“There is a growing interest among developers in large solar projects in Michigan, however, we are seeing that interest is primarily in the Lower Peninsula,” Assendelft said, referring to plans by Consumers Energy and DTE Energy.
Jenn Hill, a city commissioner in Marquette and member of the U.P. Energy Task Force, said the 125-megawatt Chandler proposal signifies a shift in “how quickly times change and how affordable this technology has become. It is now the first option to go to. The transition we saw coming is right here now.”
She noted that Marquette operates a community solar project, and the city of L’Anse recently approved plans to install solar at a wastewater treatment plant. The city of Escanaba plans to expand a 1-megawatt project at an airport. Elsewhere, communities will need to develop land-use strategies if they want to accommodate future large-scale projects.
Hill, who is also a board member of the ratepayer advocacy group Citizens Utility Board of Michigan, added that solar has the potential to be an economic development tool in communities. But answers to questions about who owns the power are still being explored.

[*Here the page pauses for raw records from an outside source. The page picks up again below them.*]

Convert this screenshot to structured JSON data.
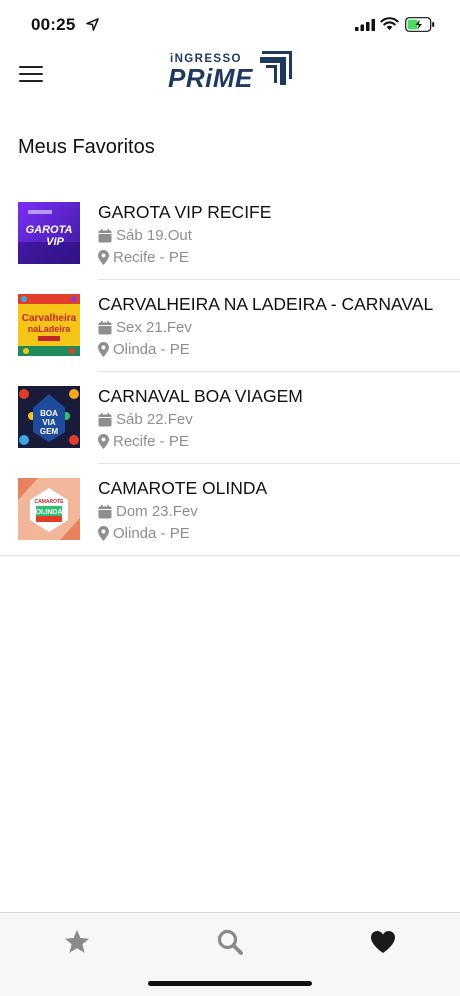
{
  "status_bar": {
    "time": "00:25"
  },
  "header": {
    "logo_top": "iNGRESSO",
    "logo_bottom": "PRiME"
  },
  "page": {
    "title": "Meus Favoritos"
  },
  "favorites": [
    {
      "name": "GAROTA VIP RECIFE",
      "date": "Sáb 19.Out",
      "location": "Recife - PE",
      "thumb_text": "GAROTA VIP"
    },
    {
      "name": "CARVALHEIRA NA LADEIRA - CARNAVAL",
      "date": "Sex 21.Fev",
      "location": "Olinda - PE",
      "thumb_text": "Carvalheira na Ladeira"
    },
    {
      "name": "CARNAVAL BOA VIAGEM",
      "date": "Sáb 22.Fev",
      "location": "Recife - PE",
      "thumb_text": "BOA VIAGEM"
    },
    {
      "name": "CAMAROTE OLINDA",
      "date": "Dom 23.Fev",
      "location": "Olinda - PE",
      "thumb_text": "CAMAROTE OLINDA"
    }
  ],
  "tab_bar": {
    "items": [
      "star-icon",
      "search-icon",
      "heart-icon"
    ],
    "active": "heart-icon"
  },
  "colors": {
    "brand": "#1d3a5e",
    "muted_text": "#8e8e8e",
    "tab_icon": "#8a8a8a",
    "tab_active": "#1a1a1a"
  }
}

“Locally owned, smaller-scale solar achieves different goals than big utility-scale,” Hill said. “There are different ways of getting paid for it but it’s entirely viable at these different scales — we do need to talk about what that means.”